By Tyler Jo Smith (Oxford Monographs on Classical Archaeology). Pp. xxx + 357, figs. 5, pls. 42. Oxford University Press, Oxford 2010. $120. ISBN 978-0-19-957865-8 (cloth).
Komasts, male dancing figures that are sometimes erroneously called “padded dancers,” decorate many an archaic black-figure vase and have long drawn the attention of scholars. Smith’s monograph, an update of Griefenhagen’s Eine attische schwarzfigurige Vasengattung und die Darstellung des Komos im VI. Jahrhundert (Königsberg 1929), is a traditional, to some old-fashioned, iconographical study that traces the changes in the depiction of komast dancers over time and in different regions of the Greek world. Athens naturally receives the most attention because of the importance of its painted vases, but the author also amply examines the depiction of komasts in Corinth, Laconia, Boeotia, East Greece, and the West, thereby providing a pan-Hellenic overview. These non-Attic sections are of particular value because the art from these areas is much less well studied than that from Athens.
To the author’s credit, she pays particular attention to the role of individual artists in the development of komast imagery, for she correctly sees that some changes are the result of artistic exchange or invention and not a shift in cultural attitudes, nor are they a reaction to historical events. Thus, lovemaking and other amorous features are popular only with the artists from the Tyrrhenian Group; the Falmouth Painter preferred nude figures; the Amasis Painter is the primary artist who shows the dancers with Dionysos and his retinue; and the Siana cup painters are the first to place komast dancers within a symposium context. Other motifs, such as “bottom slapping,” continue to be used over several generations of artists. All this, however, is not to imply that the author does not note and consider the larger trends and possible reasons for change. For example, the author explains that the komast vases made between 550 and 520 B.C.E. demonstrate more of a break with, rather than a continuation of, the komast iconography of the past, which may be partially connected with the invention of the red-figure technique.
Smith’s study has nine chapters and focuses on three main categories of iconography: (1) dress and attire; (2) poses and gestures; and (3) context. The first and last chapters are basically an introduction and a conclusion, respectively. Two chapters consider the Attic vases, and five more deal with each one of the five other regions. The author demonstrates in these chapters the history and development of the dancing motif and notes that every region had its own peculiarities and artistic preferences. Thus, the first full series of dancers occurs in Corinthian art in the late seventh century B.C.E. and spreads from there to Athens and elsewhere. In Attic art, the dancers first appear during the first quarter of the sixth century on black-figure vases by the Komast Group and continued to be used in succeeding generations by a host of other vase painters. Although derived from Corinthian models, the Attic artists did not dryly copy them; the vase painters quickly developed their own view of the dancers. The Boeotian artists are the first to place the dancers in association with athletics and are interested in merriment, as well as lined routines that may be choral in nature. Their dancers do not appear to be tied to any one single event but a variety, including cultic, Dionysiac, and sympotic. The Laconians also adopt their komasts from Corinth but transformed them for their local religious and dedicatory needs. The East Greek artists are the most independent, the hairstyles and dress of their komast dancers varying by locale, with the context of the dance often not indicated. The fewest dancers come from the West, the primary examples being on a Caeretan hydria, dinoi of the Campana Group, and Chalcidian black-figure vases. They demonstrate great diversity of type.

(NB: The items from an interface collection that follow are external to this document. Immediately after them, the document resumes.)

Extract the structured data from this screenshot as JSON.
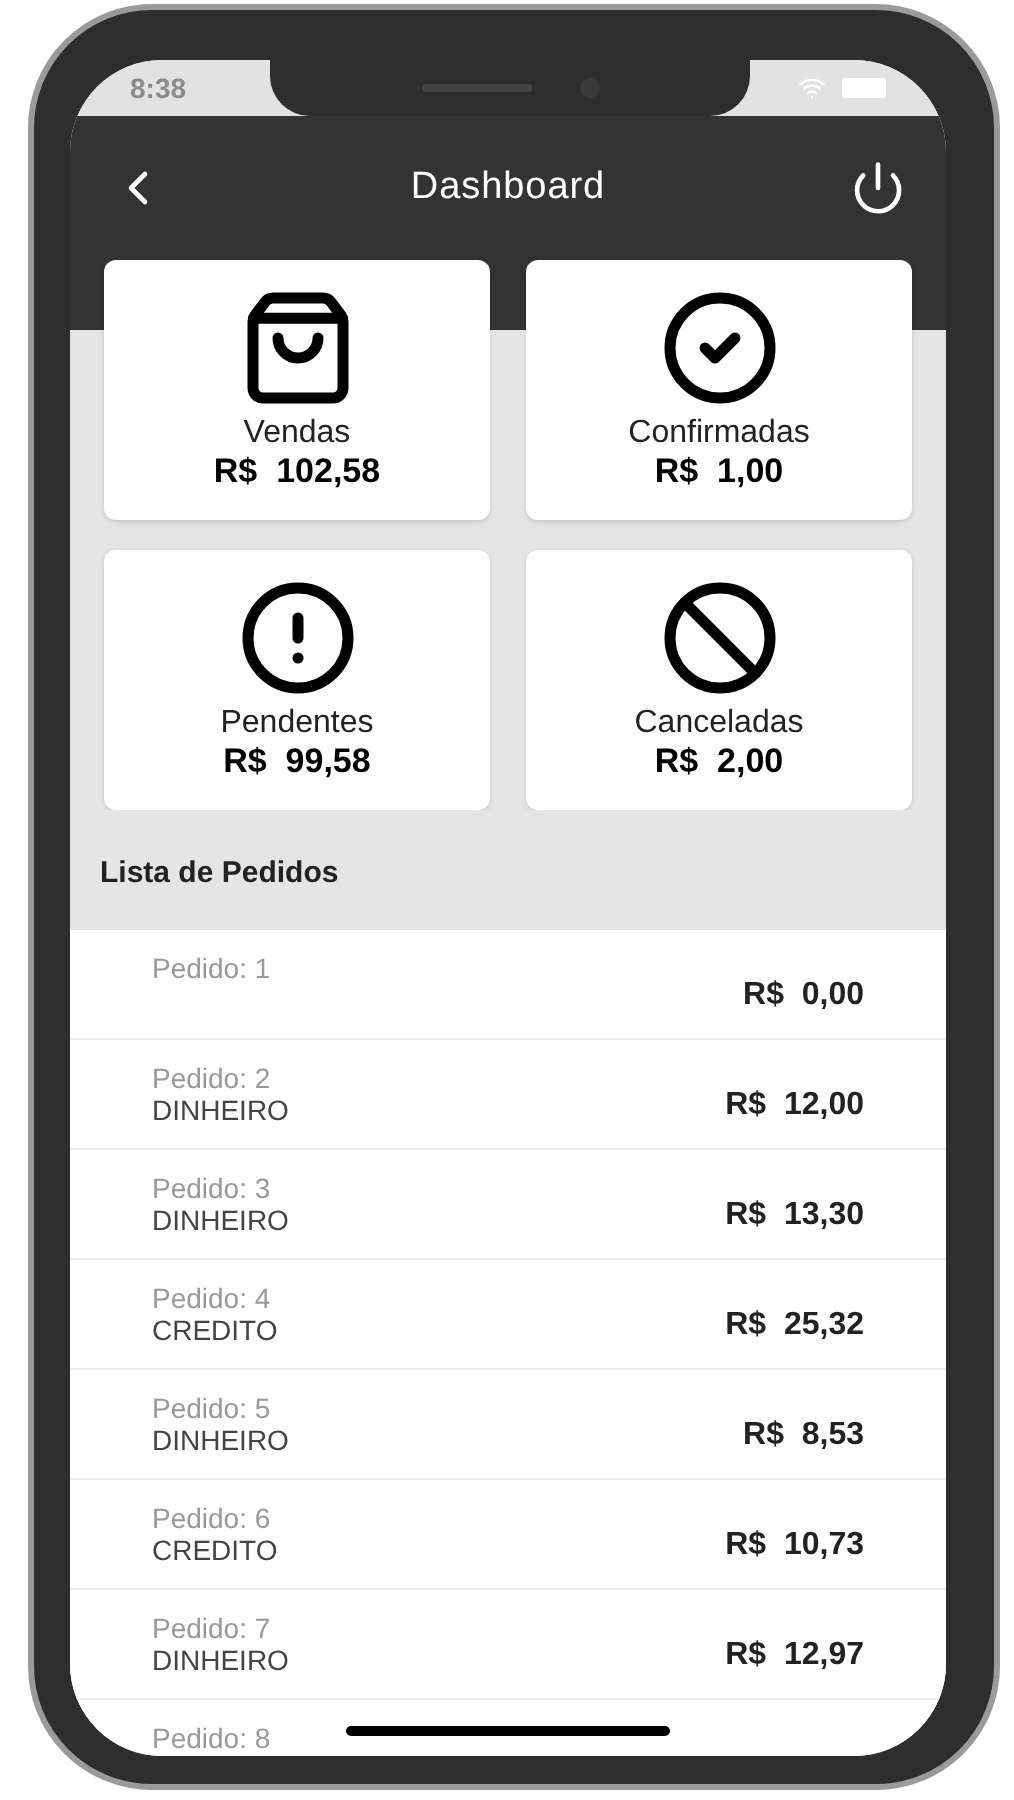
{
  "status_bar": {
    "time": "8:38"
  },
  "header": {
    "title": "Dashboard"
  },
  "cards": [
    {
      "kind": "bag",
      "label": "Vendas",
      "value": "R$  102,58"
    },
    {
      "kind": "check",
      "label": "Confirmadas",
      "value": "R$  1,00"
    },
    {
      "kind": "alert",
      "label": "Pendentes",
      "value": "R$  99,58"
    },
    {
      "kind": "ban",
      "label": "Canceladas",
      "value": "R$  2,00"
    }
  ],
  "list": {
    "title": "Lista de Pedidos",
    "orders": [
      {
        "label": "Pedido: 1",
        "amount": "R$  0,00"
      },
      {
        "label": "Pedido: 2",
        "payment": "DINHEIRO",
        "amount": "R$  12,00"
      },
      {
        "label": "Pedido: 3",
        "payment": "DINHEIRO",
        "amount": "R$  13,30"
      },
      {
        "label": "Pedido: 4",
        "payment": "CREDITO",
        "amount": "R$  25,32"
      },
      {
        "label": "Pedido: 5",
        "payment": "DINHEIRO",
        "amount": "R$  8,53"
      },
      {
        "label": "Pedido: 6",
        "payment": "CREDITO",
        "amount": "R$  10,73"
      },
      {
        "label": "Pedido: 7",
        "payment": "DINHEIRO",
        "amount": "R$  12,97"
      },
      {
        "label": "Pedido: 8"
      }
    ]
  }
}
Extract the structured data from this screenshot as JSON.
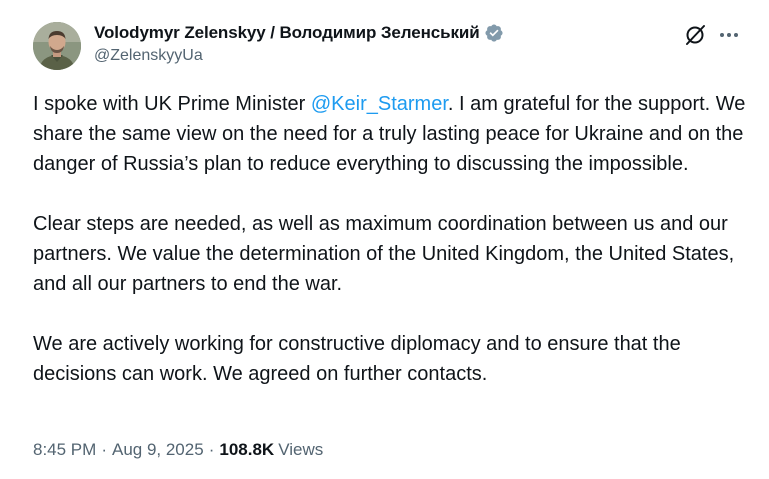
{
  "author": {
    "display_name": "Volodymyr Zelenskyy / Володимир Зеленський",
    "handle": "@ZelenskyyUa",
    "verified_icon": "verified-badge-icon",
    "verified_color": "#829aab"
  },
  "actions": {
    "grok_icon": "grok-icon",
    "more_icon": "more-options-icon"
  },
  "tweet": {
    "para1_before": "I spoke with UK Prime Minister ",
    "para1_mention": "@Keir_Starmer",
    "para1_after": ". I am grateful for the support. We share the same view on the need for a truly lasting peace for Ukraine and on the danger of Russia’s plan to reduce everything to discussing the impossible.",
    "para2": "Clear steps are needed, as well as maximum coordination between us and our partners. We value the determination of the United Kingdom, the United States, and all our partners to end the war.",
    "para3": "We are actively working for constructive diplomacy and to ensure that the decisions can work. We agreed on further contacts."
  },
  "meta": {
    "time": "8:45 PM",
    "separator": "·",
    "date": "Aug 9, 2025",
    "views_count": "108.8K",
    "views_label": "Views"
  },
  "colors": {
    "text_primary": "#0f1419",
    "text_secondary": "#536471",
    "link": "#1d9bf0"
  }
}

As a result of her careful analyses, the author is able to show definitively that there is no one overarching interpretation for the large corpus of material that she has collected; rather, there are clearly artistic and regional preferences, and the dancers are not associated with any single occasion. In addition, she clearly demonstrates the nature of the interplay between the depictions found in different regions.

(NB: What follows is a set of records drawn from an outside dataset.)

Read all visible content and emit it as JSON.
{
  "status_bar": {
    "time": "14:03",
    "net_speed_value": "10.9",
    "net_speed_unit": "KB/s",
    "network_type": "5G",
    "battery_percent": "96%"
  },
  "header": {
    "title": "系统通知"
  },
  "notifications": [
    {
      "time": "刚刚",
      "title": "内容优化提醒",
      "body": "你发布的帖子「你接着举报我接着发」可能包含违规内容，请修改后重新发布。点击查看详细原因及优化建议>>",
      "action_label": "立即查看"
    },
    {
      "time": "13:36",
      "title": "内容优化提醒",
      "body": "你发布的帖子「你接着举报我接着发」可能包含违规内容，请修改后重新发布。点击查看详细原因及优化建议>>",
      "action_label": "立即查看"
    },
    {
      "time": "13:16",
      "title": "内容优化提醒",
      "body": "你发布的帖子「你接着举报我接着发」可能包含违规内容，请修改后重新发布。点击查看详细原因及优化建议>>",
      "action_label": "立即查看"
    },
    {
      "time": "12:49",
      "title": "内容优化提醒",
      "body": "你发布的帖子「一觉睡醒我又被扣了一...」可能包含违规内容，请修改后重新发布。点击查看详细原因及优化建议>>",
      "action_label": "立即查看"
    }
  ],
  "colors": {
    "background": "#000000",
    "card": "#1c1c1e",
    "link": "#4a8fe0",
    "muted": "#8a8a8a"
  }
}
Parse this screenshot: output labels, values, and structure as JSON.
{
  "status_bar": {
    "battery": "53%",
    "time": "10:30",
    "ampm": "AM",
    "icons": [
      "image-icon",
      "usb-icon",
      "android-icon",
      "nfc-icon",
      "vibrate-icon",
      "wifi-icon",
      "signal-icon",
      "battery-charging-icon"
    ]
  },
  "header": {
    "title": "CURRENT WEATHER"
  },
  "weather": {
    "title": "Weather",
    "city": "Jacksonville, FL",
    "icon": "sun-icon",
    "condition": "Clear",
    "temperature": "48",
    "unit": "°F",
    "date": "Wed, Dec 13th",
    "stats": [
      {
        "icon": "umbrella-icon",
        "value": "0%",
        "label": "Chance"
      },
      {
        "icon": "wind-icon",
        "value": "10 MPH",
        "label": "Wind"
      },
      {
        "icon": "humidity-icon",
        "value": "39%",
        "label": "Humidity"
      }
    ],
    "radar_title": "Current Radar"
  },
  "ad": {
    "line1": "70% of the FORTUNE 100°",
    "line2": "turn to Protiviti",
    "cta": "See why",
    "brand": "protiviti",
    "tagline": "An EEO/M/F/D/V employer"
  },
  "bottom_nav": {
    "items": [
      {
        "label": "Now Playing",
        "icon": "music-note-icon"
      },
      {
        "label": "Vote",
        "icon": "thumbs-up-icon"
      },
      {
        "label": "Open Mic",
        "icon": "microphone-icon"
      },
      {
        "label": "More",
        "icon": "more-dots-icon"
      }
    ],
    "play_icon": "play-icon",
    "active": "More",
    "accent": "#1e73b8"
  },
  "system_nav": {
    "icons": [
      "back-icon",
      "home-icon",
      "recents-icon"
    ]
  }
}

In general, the referencing in the monograph is very thorough, and only very rarely is something wanting. The one major flaw with the book is the black-and-white plates, which are not always arranged in the order in which they appear in the text, and a single plate can extend to part or all of the next page, even when it is on the back of the first. A few images are too dark, and too many plates relegate complete views of large vases to a quarter of the page, so that it is difficult or impossible to make out all the details of the figures. There should have been one plate per page. The partially out-of-focus black-and-white frontispiece is not at the start of the book, where it belongs, but after the preface. Rounding out the monograph are a list of plates and figures at the front, and three tables, a bibliography, and two indices at the back (a general index and an index of museums and collections). Each table is devoted to one of the three main categories of iconography and presents the most common variants within each category by region.
Smith’s monograph is an excellent and thorough study of a popular motif used in archaic Greek art throughout most of the Greek world, and every university library and scholar of Greek vase painting should own a copy of this book. Studies like this take years to complete and are the building blocks for advancing our understanding of Greek art. We need more like this one.
John H. Oakley
Department of Classical Studies
The College of William and Mary in Virginia
Williamsburg, Virginia 23187-8795